Israel-Palestine war: Israel bombs Gaza hospital killing at least 500
Photos and videos from the al-Ahli Arab Hospital in Gaza City showed fire engulfing the facility's halls, shattered glass and body parts strewn acros the hospital's grounds.
At the time of Tuesday's devastating strike, the Anglican-run hospital was providing treatment and shelter to hundreds of Palestinians wounded and displaced by Israel's 11-day war on the besieged enclave.
Photos and videos obtained by Middle East Eye showed paramedics and residents rushing to tend to the wounded, with scores of children among the casualties. Around them in the grass were blankets, school backpacks and other belongings.
The Palestinian Health Ministry said on its Telegram channel the hospital had received threats from Israel to either clear out or be bombed.
At a press conference later on Tuesday, the ministry said that the hospital was given assurances by the Church of England that it was safe to continue operations. MEE reached out to the Church of England for comment but did not receive a response by time of publication.
Several hospitals in Gaza City have become refuge for people hoping they would be spared from the bombardment after Israel ordered all residents of the city and surrounding areas to move to southern Gaza.
Last week, the Israeli army told several hospitals they had only a few hours to evacuate, warning that if they did not comply they would be bombed.
Doctors Without Borders (MSF), who has repeatedly condemned such warning notices, said it was "horrified" by Tuesday's strike, calling it a "massacre."
"Nothing justifies this shocking attack on a hospital and its many patients and health workers, as well as the people who sought shelter there.
"Hospitals are not a target. This bloodshed must stop. Enough is enough."
The attack was condemned by Egypt, Jordan, Saudi Arabia, the United Arab Emirates, Lebanon's Hezbollah, Italy, Spain, France, among others.
Canadian Prime Minister Justin Trudeau called it "horrific and absolutely unacceptable".
Turkish President Recep Tayyip Erdogan said hitting a hospital shows the attacker is "devoid of the most basic human values".

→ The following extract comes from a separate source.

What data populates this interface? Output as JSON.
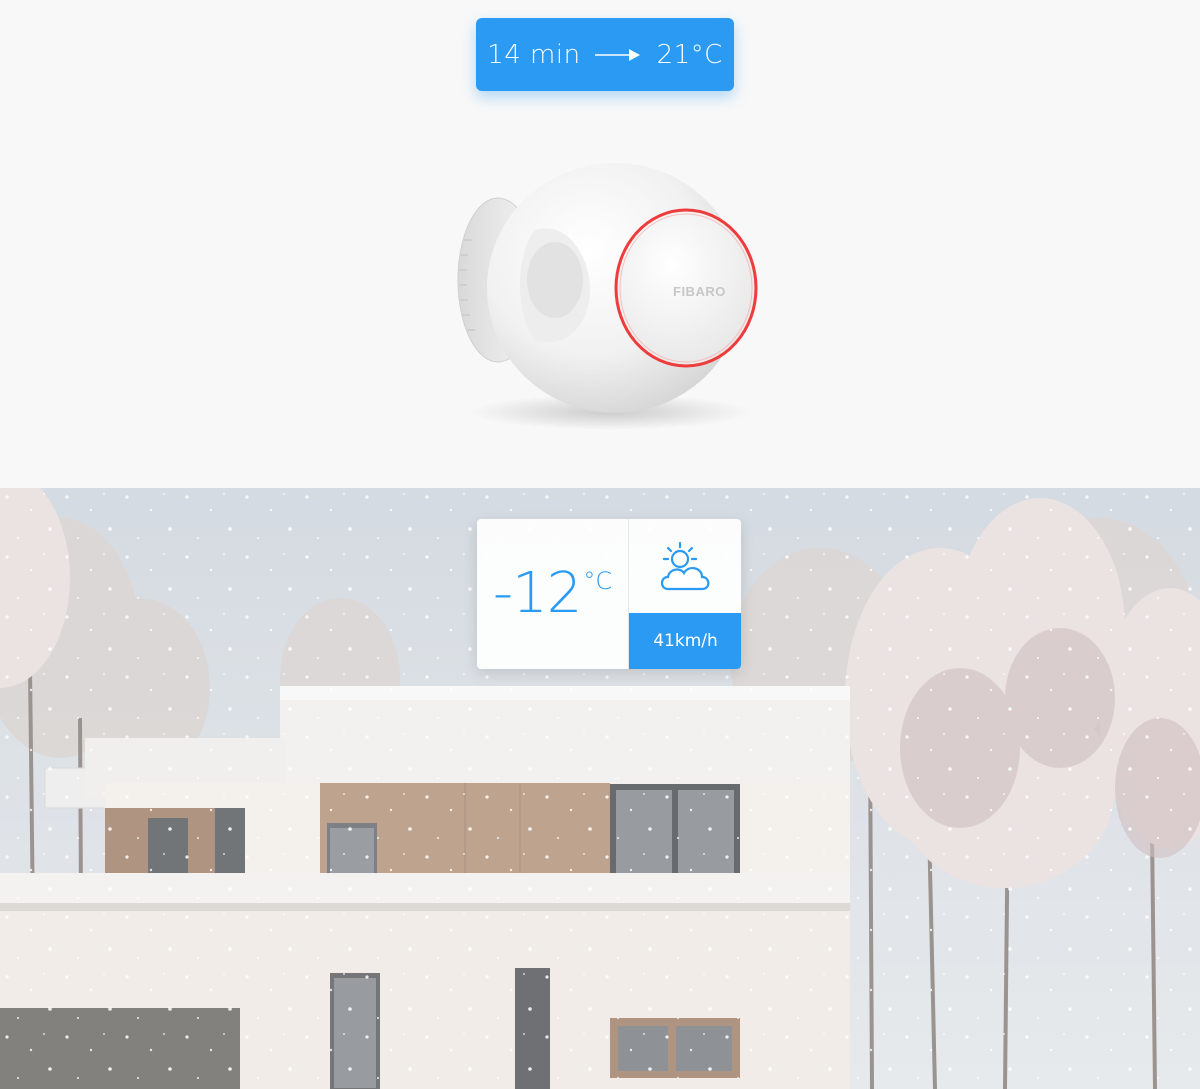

Meanwhile, Palestinian-American Congresswoman Rashida Tlaib criticised US President Joe Biden, saying he was also responsible for the deaths of "doctors, children, patients."
"[Biden], this is what happens when you refuse to facilitate a ceasefire and help de-escalate. Your war and destruction only approach has opened my eyes and many Palestinian Americans and Muslim Americans like me. We will remember where you stood," she said.
The Israeli military denied involvement in the blast, saying the explosion caused by misfired Palestinian rocket.
However, Hamas Spokesman Osama Hamdan dismissed the claims, highlighting the severity of the air destruction.
"Everyone knows what Hamas rockets are doing in Israel, in places like Ashkelon and Tel Aviv. There is no destruction like this," Hamdan told Al Jazeera.
"So if someone wants to claim that this is a Palestinian rocket [attack] show us other places where there is destruction like this."
Israel began bombing Gaza on 7 October when Palestinian fighters launched a surprise assault on Israel, which killed more than 1,400 people, according to Israeli officials.
Retaliatory Israeli air strikes have killed more than 3,500 people in 12 days, including more than 1,000 children and 1,000 women. Around one million have been displaced and forced to take shelter in hospitals and schools.
'When will the world stand up for Gaza?'
Mahmoud Bassal, the civil defence spokesperson in Gaza, said the "massacre" left the hospital's floor "covered in dead bodies", with first responders struggling to cope with the high number of wounded.
"It is a pogrom. It is unprecedented throughout the history of the Israeli-Palestinian conflict," Bassal said.
"Gaza is now a big cemetery, what is happening is madness, what happened in Deir Yassin is happening now but worse. Children's limbs are scattered on the ground. When will the world stand up for Gaza?"
Ashraf al-Qudra, the spokesperson of Gaza's health ministry, said hundreds of wounded people remained scattered across the floor outside the hospital.
He added that electricity at Al-Shifa Hospital, where survivors of the bombing were being taken, has run out.
As the extent of the hospital attack began to emerge, calls for confrontations and shootings at Israeli posts spread across the West Bank.
Later, protests flared in various Palestinian cities, as well as in Jordan's capital Amman, against the air strike.
Forces from the Palestinian Authority (PA) used live fire to disperse protesters in Jenin, Ramallah, Bethlehem, Tubas, and other areas.
Meanwhile, shots were fired at illegal Israeli settlements and military checkpoints in Jerusalem, Jenin, and Nablus.
Hussein al-Sheikh, the deputy to the PA President Mahmoud Abbas, echoed Hamas' condemnation. The Ramallah-based administration declared three days of mourning, while its forces continued to disperse protesters across the West Bank.